Professor Rigby added: "Even if the new production associated with the emissions from eastern China, and other regions of the world, has now stopped, it is likely only part of the total CFC-11 that was made has been released to the atmosphere so far.
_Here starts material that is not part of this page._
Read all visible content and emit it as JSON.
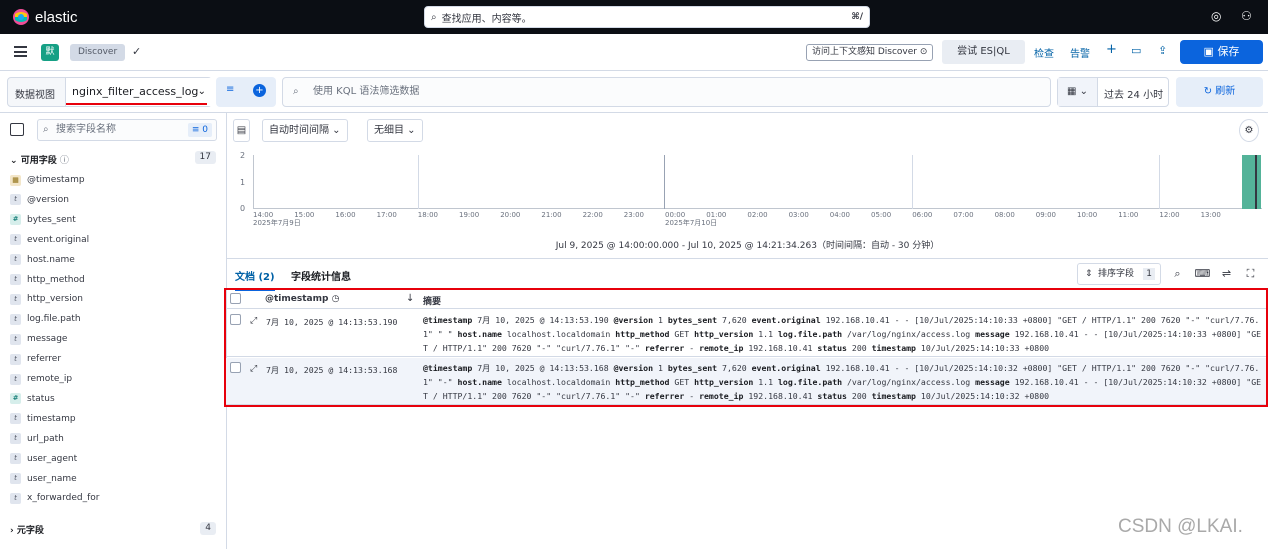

The rest may still be sitting in foams in buildings and appliances and will seep out into the air over the coming decades."
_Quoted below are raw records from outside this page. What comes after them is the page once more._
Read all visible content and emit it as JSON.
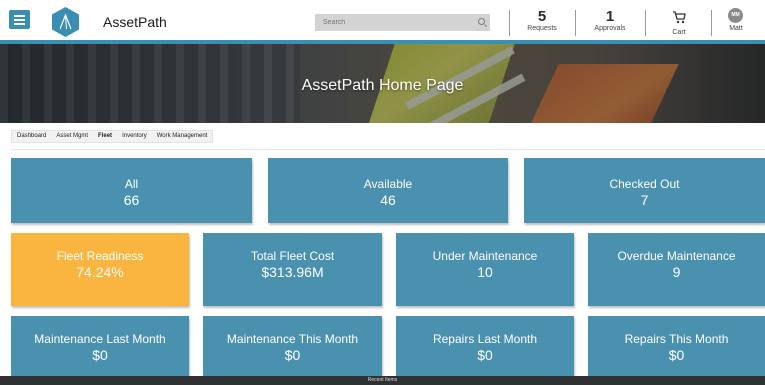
{
  "header": {
    "app_name": "AssetPath",
    "search_placeholder": "Search",
    "requests": {
      "count": "5",
      "label": "Requests"
    },
    "approvals": {
      "count": "1",
      "label": "Approvals"
    },
    "cart_label": "Cart",
    "user": {
      "initials": "MM",
      "name": "Matt"
    },
    "icons": {
      "menu": "hamburger-menu-icon",
      "logo": "assetpath-logo-icon",
      "search": "search-icon",
      "cart": "cart-icon",
      "avatar": "user-avatar"
    }
  },
  "banner": {
    "title": "AssetPath Home Page"
  },
  "tabs": [
    {
      "label": "Dashboard",
      "active": false
    },
    {
      "label": "Asset Mgmt",
      "active": false
    },
    {
      "label": "Fleet",
      "active": true
    },
    {
      "label": "Inventory",
      "active": false
    },
    {
      "label": "Work Management",
      "active": false
    }
  ],
  "summary_tiles": [
    {
      "label": "All",
      "value": "66"
    },
    {
      "label": "Available",
      "value": "46"
    },
    {
      "label": "Checked Out",
      "value": "7"
    }
  ],
  "metric_tiles": [
    {
      "label": "Fleet Readiness",
      "value": "74.24%"
    },
    {
      "label": "Total Fleet Cost",
      "value": "$313.96M"
    },
    {
      "label": "Under Maintenance",
      "value": "10"
    },
    {
      "label": "Overdue Maintenance",
      "value": "9"
    }
  ],
  "maintenance_tiles": [
    {
      "label": "Maintenance Last Month",
      "value": "$0"
    },
    {
      "label": "Maintenance This Month",
      "value": "$0"
    },
    {
      "label": "Repairs Last Month",
      "value": "$0"
    },
    {
      "label": "Repairs This Month",
      "value": "$0"
    }
  ],
  "footer": {
    "label": "Recent Items"
  },
  "colors": {
    "accent": "#4a91b0",
    "highlight": "#f9b53f",
    "header_border": "#3b8fb0"
  }
}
Since the estimated eastern Chinese CFC-11 emissions could not fully account for the inferred global emissions, there are calls to enhance international efforts to track and trace any future emitting regions.

Professor Ray Weiss, from Scripps Institution of Oceanography, a Principal Investigator in AGAGE, said: "As a direct result of these findings, the Parties of the Montreal Protocol are now taking steps to identify, locate and quantify any future unexpected emissions of controlled substances by expanding the coverage of atmospheric measurements in key regions of the globe."
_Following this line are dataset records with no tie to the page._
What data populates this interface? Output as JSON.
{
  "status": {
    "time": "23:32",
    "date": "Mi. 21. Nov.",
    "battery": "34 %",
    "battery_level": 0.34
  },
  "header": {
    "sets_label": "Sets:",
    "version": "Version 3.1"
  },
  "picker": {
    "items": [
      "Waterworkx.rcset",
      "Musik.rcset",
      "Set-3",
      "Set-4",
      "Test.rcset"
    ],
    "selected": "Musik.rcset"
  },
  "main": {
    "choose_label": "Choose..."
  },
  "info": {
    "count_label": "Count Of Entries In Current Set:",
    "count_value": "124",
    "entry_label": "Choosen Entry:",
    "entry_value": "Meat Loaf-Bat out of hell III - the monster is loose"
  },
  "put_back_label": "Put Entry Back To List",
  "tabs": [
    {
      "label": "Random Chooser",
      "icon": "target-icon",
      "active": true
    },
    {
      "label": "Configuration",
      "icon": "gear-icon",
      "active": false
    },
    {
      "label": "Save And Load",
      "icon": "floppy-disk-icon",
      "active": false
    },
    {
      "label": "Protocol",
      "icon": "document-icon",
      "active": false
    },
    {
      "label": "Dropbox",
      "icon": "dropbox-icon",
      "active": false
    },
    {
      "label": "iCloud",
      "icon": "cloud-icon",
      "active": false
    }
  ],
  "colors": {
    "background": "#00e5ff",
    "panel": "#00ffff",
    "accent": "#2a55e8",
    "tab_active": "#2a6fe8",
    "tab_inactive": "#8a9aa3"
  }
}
'A decline in emissions of CFC-11 and related chemicals from eastern China' by Park et al in Nature

'A decline in global CFC-11 emissions during 2018-2019' by Montzka et al in Nature

University of Bristol

Related Climate Change Articles from Brightsurf:

Are climate scientists being too cautious when linking extreme weather to climate change?
Climate science has focused on avoiding false alarms when linking extreme events to climate change.

Mysterious climate change
New research findings underline the crucial role that sea ice throughout the Southern Ocean played for atmospheric CO2 in times of rapid climate change in the past.

Mapping the path of climate change
Predicting a major transition, such as climate change, is extremely difficult, but the probabilistic framework developed by the authors is the first step in identifying the path between a shift in two environmental states.

Small change for climate change: Time to increase research funding to save the world
A new study shows that there is a huge disproportion in the level of funding for social science research into the greatest challenge in combating global warming -- how to get individuals and societies to overcome ingrained human habits to make the changes necessary to mitigate climate change.

Sub-national 'climate clubs' could offer key to combating climate change
'Climate clubs' offering membership for sub-national states, in addition to just countries, could speed up progress towards a globally harmonized climate change policy, which in turn offers a way to achieve stronger climate policies in all countries.

Review of Chinese atmospheric science research over the past 70 years: Climate and climate change
Over the past 70 years since the foundation of the People's Republic of China, Chinese scientists have made great contributions to various fields in the research of atmospheric sciences, which attracted worldwide attention.

A CERN for climate change
In a Perspective article appearing in this week's Proceedings of the National Academy of Sciences, Tim Palmer (Oxford University), and Bjorn Stevens (Max Planck Society), critically reflect on the present state of Earth system modelling.

Fairy-wrens change breeding habits to cope with climate change
Warmer temperatures linked to climate change are having a big impact on the breeding habits of one of Australia's most recognisable bird species, according to researchers at The Australian National University (ANU).

Believing in climate change doesn't mean you are preparing for climate change, study finds
Notre Dame researchers found that although coastal homeowners may perceive a worsening of climate change-related hazards, these attitudes are largely unrelated to a homeowner's expectations of actual home damage.

Older forests resist change -- climate change, that is
Older forests in eastern North America are less vulnerable to climate change than younger forests, particularly for carbon storage, timber production, and biodiversity, new research finds.

Read More: Climate Change News and Climate Change Current Events is a participant in the Amazon Services LLC Associates Program, an affiliate advertising program designed to provide a means for sites to earn advertising fees by advertising and linking to